Segment Open
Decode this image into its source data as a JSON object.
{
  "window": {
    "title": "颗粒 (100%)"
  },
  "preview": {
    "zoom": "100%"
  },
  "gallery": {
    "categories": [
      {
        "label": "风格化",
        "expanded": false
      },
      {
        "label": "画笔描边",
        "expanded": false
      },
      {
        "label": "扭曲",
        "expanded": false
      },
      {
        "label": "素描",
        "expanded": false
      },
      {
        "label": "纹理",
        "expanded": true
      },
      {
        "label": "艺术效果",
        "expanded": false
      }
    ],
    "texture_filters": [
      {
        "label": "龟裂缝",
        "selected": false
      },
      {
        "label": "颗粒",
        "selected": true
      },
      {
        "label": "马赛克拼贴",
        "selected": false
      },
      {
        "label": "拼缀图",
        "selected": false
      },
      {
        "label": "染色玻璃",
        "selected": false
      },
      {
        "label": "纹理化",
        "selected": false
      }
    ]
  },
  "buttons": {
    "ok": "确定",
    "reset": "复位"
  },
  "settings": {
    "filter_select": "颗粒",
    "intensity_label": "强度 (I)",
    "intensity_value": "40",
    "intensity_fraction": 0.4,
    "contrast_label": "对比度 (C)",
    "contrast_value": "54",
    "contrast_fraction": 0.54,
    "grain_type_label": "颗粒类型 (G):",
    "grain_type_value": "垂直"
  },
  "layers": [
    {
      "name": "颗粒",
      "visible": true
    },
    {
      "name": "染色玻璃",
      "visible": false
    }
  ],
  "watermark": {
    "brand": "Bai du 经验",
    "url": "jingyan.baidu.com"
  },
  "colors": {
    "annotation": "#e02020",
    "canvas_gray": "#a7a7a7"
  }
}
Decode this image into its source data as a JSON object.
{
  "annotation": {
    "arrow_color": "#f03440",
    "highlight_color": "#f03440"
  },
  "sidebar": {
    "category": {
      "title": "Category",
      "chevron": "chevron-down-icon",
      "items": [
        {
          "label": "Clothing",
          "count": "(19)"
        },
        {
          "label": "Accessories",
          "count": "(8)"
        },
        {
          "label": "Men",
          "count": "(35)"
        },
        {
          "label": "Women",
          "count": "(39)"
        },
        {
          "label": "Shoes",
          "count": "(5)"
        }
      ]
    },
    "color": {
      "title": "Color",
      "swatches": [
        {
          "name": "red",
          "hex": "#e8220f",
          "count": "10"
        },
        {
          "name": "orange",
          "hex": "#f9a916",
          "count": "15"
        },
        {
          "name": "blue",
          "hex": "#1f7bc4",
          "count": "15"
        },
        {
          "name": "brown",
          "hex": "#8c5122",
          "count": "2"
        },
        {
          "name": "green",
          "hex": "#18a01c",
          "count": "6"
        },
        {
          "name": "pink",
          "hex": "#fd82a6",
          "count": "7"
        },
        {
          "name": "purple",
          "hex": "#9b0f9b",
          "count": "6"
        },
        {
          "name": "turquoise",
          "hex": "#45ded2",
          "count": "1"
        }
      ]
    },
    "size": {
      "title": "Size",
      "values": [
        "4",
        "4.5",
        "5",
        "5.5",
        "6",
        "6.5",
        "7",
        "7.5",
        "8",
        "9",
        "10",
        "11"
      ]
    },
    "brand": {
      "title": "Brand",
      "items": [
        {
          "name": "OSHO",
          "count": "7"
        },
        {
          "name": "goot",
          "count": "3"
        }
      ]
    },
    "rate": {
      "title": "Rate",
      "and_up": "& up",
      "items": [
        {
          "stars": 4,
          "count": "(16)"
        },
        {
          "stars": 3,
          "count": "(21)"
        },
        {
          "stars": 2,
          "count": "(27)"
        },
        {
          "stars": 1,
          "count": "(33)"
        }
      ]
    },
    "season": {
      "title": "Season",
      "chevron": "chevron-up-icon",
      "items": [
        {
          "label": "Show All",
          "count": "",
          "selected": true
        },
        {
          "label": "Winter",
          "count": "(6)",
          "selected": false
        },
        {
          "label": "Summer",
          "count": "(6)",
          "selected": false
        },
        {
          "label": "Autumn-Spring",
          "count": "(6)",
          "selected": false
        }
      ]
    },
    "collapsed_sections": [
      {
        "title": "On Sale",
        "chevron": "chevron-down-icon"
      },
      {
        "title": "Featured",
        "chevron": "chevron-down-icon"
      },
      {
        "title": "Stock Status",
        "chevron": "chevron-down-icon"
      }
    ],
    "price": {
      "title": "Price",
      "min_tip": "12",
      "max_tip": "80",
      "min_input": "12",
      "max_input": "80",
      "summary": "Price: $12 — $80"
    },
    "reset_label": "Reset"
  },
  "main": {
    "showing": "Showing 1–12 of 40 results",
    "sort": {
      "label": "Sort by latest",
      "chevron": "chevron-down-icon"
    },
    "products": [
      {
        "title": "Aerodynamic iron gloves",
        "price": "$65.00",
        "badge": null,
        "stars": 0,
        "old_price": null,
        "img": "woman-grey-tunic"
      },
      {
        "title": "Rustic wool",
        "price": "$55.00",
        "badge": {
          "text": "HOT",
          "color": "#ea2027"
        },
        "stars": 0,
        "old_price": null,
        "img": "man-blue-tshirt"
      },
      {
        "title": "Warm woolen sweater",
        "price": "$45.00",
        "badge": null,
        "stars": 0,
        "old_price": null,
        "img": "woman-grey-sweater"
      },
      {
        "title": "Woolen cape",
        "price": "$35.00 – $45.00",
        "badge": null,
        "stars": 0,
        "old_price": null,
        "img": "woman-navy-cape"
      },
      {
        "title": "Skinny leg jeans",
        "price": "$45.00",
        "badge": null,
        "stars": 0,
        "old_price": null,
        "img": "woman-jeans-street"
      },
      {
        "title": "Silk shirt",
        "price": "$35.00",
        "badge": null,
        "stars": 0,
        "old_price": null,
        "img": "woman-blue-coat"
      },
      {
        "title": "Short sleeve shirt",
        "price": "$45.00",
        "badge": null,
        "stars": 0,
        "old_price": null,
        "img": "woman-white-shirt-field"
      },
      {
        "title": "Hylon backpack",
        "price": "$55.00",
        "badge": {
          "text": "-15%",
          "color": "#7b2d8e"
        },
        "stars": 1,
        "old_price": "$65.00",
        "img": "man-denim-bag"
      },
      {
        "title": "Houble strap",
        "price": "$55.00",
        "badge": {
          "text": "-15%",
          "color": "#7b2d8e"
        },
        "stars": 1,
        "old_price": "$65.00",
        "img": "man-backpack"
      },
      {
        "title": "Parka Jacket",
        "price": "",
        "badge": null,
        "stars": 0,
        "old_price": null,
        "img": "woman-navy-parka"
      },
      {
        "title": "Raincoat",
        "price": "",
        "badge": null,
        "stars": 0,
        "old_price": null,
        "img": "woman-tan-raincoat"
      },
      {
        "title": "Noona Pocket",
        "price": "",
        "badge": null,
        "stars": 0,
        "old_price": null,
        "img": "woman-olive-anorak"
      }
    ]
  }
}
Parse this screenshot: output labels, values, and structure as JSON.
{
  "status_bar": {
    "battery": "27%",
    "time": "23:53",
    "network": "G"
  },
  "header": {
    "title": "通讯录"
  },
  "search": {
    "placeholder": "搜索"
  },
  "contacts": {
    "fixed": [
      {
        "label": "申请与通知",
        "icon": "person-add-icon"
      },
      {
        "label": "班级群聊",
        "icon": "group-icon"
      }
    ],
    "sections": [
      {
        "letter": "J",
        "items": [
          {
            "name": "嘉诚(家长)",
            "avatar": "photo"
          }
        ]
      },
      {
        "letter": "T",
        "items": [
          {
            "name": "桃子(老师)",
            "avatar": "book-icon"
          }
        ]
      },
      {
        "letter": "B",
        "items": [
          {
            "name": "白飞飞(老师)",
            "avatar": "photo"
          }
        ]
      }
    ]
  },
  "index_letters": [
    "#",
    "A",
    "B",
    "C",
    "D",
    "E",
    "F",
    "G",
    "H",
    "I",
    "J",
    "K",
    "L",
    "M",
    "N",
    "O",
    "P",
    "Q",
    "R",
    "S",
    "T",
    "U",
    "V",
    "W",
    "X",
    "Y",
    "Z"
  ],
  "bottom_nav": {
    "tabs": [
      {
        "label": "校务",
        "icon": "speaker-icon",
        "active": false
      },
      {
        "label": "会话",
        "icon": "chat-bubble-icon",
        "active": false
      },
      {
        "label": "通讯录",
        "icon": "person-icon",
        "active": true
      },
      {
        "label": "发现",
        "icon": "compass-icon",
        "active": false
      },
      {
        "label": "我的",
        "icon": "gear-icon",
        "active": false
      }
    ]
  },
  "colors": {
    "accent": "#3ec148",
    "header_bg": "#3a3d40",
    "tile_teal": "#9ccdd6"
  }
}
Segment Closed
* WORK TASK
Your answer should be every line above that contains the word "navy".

* SOLUTION
        "img": "woman-navy-cape"
        "img": "woman-navy-parka"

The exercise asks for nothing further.